info_outline Using Data to Increase Checkout Conversions - In-Store 09/24/2019
Using Data to Increase Checkout Conversions - In-Store Retailers and grocers want to streamline the in-store
info_outline Streamlining the Store to Simplify Shopping 07/31/2019
Streamlining the Store to Simplify Shopping On today's podcast, we'll welcome Joe Skorupa, editorial director and featured blogger for RIS News and Ensemble IQ Media Portfolio. Recently RIS News did a targeted research study and article on streamlining the store to simplify shopping. Today, we discuss this research and some of the main challenges retailers are dealing with in their shopping journey's.
info_outline ATM Video Teller: Is it Right for Your Financial Institution? 07/22/2019
ATM Video Teller: Is it Right for Your Financial Institution? Today, we're going to discuss when it's appropriate for FIs to implement ATM video solutions. As we all know the banking industry continues to transform and FIs have to transform along with it, but this doesn't always mean that the same solution will work for every FI. Video solutions can be tricky and may or may not be the right solution for your customers.
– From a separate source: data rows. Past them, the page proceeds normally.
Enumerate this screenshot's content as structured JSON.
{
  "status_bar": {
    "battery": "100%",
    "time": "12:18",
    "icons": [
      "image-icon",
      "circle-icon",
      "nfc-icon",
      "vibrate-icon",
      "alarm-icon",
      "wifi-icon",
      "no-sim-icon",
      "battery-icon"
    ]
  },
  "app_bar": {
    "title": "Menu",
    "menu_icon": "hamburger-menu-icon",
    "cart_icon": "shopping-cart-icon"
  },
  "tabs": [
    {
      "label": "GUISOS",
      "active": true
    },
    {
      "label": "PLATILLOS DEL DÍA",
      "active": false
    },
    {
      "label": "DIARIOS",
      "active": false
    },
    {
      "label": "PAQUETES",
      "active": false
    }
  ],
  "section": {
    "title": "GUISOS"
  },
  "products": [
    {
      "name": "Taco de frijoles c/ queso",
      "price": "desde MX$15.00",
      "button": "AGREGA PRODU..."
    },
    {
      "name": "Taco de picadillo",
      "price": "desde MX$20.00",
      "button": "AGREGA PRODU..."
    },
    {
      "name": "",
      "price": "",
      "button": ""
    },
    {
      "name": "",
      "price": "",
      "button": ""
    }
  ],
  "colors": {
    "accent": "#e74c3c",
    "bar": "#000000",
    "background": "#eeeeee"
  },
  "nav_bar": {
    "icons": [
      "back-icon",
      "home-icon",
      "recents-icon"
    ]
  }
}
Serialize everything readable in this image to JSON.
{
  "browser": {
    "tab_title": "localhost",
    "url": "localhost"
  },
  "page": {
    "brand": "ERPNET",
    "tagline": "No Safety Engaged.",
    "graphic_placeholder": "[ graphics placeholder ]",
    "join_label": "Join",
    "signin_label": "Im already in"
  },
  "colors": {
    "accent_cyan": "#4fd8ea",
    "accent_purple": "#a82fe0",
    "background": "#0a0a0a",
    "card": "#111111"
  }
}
Our panel today will discuss how you will know whether or not video is right for your environment.
info_outline Cash Recycling: Has Positive Impacts in the Branch Environment 06/04/2019
Cash Recycling: Has Positive Impacts in the Branch Environment In this podcast we discuss the utilization of self-service and teller automation technology and the implementation of recycling to drive more efficiency and to improve the overall customer and staff experience.
info_outline Rise of the Venture Studio 04/17/2019
Rise of the Venture Studio In this episode of COMMERCE NOW, we are joined by Steve Gotz of Silicon Foundry, and we discuss how banks are increasingly creating new environments and structures to pursue innovative ideas and build new capabilities. We explore one specific kind of innovation structure: the Venture Studio (also known as a Company Builder).
info_outline Moving C-Stores from A Fuel-Plus to a Plus-Fuel Model 04/04/2019
Moving C-Stores from A Fuel-Plus to a Plus-Fuel Model In this special episode of COMMERCE NOW, we team up with Pymnts.com's Karen Webster and Diebold Nixdorf's Uli Seeman and discuss convenience stores (C-stores) and how consumers who only ever pause for gas, and never even set foot inside the store, are a major lost opportunity for additional sales.